## Exercise details:
For the listing below, give the count of lines containing the string "name" and nothing else.

------ Extracted data

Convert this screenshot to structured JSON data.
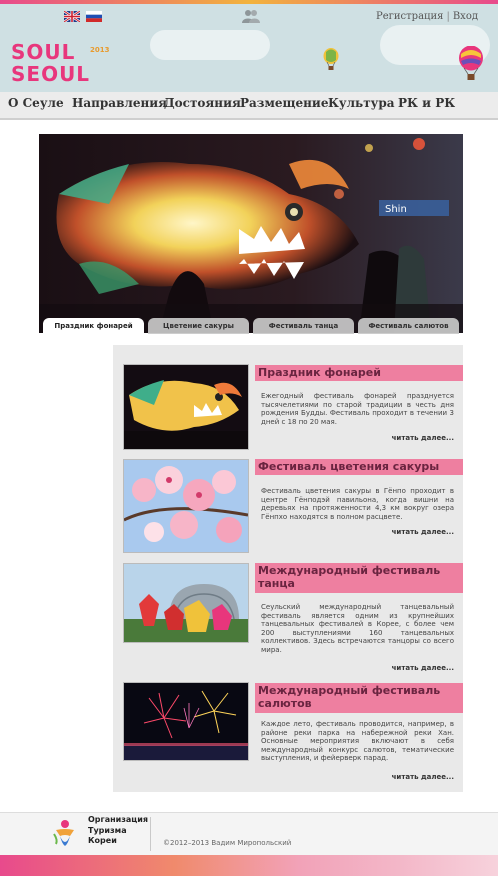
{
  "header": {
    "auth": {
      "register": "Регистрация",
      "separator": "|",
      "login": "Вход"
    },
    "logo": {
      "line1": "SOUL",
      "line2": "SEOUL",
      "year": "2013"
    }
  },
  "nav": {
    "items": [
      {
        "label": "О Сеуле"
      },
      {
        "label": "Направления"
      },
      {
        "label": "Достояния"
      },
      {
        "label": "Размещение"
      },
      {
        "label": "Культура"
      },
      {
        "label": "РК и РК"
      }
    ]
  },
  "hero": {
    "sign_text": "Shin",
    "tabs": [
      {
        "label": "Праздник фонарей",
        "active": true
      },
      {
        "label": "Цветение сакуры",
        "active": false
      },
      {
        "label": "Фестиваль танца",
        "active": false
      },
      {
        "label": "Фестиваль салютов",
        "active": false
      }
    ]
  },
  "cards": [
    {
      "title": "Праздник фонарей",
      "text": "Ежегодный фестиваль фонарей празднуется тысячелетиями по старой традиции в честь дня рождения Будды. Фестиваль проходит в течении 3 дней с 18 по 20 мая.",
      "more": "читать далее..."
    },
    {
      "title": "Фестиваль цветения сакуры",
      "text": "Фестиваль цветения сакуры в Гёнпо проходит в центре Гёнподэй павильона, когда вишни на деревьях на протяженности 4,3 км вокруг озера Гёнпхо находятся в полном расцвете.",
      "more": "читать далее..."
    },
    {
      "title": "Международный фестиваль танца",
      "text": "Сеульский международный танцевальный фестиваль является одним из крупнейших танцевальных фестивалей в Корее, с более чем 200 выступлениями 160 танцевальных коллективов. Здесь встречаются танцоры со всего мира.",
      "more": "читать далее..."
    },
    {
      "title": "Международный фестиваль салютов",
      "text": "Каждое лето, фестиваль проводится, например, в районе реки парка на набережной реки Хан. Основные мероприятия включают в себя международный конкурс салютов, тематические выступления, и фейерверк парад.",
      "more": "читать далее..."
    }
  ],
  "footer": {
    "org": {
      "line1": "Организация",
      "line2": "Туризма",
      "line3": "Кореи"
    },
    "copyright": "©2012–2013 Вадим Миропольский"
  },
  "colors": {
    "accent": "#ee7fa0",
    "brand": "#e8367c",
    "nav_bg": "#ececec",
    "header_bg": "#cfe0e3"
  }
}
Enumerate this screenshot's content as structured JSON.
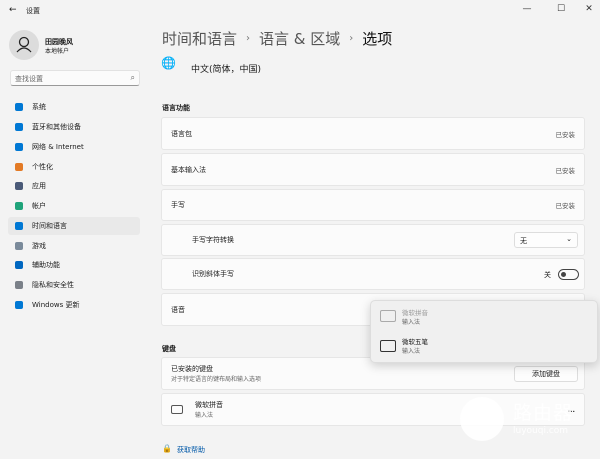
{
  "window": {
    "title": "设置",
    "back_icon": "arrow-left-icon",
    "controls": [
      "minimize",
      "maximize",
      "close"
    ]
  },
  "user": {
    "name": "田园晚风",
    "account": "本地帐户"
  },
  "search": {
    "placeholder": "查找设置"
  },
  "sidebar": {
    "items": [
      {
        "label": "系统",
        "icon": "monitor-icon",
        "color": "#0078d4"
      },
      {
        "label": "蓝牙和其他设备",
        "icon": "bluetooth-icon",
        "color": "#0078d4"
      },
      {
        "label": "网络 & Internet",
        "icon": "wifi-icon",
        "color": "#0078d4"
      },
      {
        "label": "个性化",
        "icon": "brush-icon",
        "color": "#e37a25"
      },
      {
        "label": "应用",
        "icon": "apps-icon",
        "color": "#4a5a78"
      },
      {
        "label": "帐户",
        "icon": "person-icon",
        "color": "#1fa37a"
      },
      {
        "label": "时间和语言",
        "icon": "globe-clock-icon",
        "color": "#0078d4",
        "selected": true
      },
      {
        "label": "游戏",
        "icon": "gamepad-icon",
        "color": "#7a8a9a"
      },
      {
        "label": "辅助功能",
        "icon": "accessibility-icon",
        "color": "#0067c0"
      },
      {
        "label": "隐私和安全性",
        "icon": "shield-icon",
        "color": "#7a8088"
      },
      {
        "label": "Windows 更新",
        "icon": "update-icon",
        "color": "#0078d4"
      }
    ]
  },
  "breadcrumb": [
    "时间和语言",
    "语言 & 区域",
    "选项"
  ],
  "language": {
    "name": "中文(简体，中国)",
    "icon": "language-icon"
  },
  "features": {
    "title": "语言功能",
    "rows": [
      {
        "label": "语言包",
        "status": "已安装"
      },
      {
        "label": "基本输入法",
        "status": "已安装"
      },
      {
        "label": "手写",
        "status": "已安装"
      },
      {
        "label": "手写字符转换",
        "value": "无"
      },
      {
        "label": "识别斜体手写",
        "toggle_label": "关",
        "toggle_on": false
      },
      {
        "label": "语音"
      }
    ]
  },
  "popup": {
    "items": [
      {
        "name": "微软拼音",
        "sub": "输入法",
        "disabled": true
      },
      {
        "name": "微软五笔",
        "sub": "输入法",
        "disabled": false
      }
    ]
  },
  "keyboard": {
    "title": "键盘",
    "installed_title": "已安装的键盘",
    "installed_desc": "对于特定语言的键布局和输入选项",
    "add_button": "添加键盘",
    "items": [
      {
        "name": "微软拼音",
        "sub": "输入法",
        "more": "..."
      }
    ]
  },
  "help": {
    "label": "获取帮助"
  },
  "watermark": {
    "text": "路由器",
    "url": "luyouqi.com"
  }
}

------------

## Reply:
5